Knowing what to do if envenomated by a snake is potentially lifesaving for you or those around you. Have you had a run-in with a venomous snake? Let us know in the comments.

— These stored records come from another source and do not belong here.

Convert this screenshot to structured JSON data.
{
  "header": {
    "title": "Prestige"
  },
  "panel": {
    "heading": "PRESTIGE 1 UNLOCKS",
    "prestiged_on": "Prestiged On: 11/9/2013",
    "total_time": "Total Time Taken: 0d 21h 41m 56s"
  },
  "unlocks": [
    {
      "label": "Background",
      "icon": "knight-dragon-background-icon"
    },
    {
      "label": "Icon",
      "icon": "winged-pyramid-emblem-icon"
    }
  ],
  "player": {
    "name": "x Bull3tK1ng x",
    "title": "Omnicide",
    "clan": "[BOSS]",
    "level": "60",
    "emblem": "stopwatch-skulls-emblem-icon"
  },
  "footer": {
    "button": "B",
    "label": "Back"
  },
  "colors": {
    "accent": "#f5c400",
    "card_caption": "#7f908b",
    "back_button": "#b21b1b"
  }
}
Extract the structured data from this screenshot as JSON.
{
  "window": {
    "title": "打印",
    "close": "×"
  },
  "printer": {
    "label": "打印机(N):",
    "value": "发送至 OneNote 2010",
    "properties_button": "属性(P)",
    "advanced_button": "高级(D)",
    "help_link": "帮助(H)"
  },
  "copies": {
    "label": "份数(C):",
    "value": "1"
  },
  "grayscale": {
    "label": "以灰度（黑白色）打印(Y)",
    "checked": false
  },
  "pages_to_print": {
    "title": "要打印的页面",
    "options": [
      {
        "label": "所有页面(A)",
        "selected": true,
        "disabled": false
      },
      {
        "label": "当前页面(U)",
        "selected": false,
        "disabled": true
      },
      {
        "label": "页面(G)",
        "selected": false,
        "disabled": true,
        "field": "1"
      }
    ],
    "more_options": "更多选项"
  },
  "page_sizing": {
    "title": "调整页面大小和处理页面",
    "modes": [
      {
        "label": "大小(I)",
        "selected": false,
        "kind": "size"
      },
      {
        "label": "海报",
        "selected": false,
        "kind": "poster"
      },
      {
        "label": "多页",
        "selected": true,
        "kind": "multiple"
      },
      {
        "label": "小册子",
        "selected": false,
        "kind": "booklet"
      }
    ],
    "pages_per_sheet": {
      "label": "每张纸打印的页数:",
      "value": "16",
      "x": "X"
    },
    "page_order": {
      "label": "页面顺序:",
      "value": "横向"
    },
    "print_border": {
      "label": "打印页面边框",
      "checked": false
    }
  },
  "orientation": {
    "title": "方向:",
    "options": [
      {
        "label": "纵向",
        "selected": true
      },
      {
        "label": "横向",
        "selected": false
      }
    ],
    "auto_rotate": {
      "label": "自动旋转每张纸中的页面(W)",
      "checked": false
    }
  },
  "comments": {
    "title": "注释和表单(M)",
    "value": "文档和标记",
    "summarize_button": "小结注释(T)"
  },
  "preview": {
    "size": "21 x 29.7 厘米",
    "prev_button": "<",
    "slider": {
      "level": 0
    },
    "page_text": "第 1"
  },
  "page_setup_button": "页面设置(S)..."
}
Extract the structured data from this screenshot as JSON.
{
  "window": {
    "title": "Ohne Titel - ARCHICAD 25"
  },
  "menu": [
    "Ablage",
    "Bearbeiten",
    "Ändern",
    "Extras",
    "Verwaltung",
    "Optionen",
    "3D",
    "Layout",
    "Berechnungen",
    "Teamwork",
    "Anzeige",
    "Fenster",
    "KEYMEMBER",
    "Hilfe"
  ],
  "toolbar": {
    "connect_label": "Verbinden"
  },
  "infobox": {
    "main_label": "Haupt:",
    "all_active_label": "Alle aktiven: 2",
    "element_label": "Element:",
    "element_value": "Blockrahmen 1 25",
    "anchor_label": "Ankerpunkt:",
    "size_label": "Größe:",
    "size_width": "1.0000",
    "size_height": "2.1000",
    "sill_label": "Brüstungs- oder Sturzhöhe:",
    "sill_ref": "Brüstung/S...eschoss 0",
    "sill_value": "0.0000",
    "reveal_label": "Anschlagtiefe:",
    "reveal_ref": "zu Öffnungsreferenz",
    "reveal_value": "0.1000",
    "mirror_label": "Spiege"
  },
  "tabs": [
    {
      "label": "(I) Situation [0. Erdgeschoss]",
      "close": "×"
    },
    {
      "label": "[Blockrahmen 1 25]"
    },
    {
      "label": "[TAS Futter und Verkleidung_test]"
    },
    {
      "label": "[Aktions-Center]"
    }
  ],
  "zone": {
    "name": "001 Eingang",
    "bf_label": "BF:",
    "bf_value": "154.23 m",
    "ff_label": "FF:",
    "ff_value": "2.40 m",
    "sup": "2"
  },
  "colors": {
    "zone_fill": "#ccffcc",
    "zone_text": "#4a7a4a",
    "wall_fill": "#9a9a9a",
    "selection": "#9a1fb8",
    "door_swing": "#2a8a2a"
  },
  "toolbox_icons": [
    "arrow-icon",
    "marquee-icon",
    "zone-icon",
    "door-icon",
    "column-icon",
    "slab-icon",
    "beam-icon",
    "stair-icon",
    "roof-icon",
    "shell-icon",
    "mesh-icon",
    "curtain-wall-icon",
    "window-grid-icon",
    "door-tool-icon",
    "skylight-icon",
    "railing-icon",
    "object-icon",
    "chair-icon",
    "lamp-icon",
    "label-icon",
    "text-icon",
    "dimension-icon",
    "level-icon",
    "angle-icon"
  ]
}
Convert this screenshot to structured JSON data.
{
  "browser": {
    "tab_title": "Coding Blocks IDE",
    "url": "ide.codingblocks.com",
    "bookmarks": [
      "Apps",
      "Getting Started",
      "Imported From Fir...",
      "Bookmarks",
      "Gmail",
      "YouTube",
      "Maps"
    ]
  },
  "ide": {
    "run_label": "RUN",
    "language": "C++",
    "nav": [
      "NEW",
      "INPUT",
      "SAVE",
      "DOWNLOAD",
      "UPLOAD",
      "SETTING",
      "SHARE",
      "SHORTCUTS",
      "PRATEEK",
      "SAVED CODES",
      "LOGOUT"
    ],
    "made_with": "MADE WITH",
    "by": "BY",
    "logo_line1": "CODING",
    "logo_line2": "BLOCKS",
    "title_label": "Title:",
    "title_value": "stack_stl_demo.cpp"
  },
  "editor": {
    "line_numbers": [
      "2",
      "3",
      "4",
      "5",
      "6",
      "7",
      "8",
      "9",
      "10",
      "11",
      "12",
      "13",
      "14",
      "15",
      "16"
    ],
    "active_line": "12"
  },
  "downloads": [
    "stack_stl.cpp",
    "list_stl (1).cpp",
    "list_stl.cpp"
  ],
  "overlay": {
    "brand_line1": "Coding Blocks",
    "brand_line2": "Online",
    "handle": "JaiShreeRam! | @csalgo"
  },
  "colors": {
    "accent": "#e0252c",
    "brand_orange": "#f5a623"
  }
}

Nigel is a lifelong reptile lover and has kept pet lizards since childhood. His first was a pet Leo which was shortly followed by a Beardie named, Rocky. For the last 10 years he has kept over 20 different species but his favorite is his Banana Ball Python, Monty. You can read more from Nigel at More Reptiles